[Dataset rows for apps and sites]

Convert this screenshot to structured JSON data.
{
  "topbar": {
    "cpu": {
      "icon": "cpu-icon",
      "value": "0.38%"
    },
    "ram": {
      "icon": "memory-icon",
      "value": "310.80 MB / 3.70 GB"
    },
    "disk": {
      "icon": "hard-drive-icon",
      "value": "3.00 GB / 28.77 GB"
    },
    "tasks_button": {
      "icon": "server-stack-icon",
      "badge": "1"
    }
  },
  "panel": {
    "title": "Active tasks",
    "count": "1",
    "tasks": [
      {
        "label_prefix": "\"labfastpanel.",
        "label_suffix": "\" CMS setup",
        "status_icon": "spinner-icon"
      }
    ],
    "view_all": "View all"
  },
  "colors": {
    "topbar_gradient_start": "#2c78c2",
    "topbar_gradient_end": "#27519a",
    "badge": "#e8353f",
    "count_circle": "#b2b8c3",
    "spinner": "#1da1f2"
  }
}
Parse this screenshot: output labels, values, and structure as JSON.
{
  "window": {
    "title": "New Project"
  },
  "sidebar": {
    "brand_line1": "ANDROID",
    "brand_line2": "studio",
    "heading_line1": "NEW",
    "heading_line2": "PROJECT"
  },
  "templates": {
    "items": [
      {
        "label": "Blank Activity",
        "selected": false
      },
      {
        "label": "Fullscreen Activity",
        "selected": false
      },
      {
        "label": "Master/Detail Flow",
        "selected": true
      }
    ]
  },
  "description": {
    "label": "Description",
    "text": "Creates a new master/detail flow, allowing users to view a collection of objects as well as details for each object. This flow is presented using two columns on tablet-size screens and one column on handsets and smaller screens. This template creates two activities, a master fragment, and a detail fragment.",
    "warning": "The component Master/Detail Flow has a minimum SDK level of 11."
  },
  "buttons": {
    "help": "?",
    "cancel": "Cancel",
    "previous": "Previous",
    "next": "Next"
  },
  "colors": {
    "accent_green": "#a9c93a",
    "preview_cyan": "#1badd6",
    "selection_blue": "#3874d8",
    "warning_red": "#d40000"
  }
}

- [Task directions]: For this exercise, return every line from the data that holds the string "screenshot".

- [Expected answer]:
Convert this screenshot to structured JSON data.
Parse this screenshot: output labels, values, and structure as JSON.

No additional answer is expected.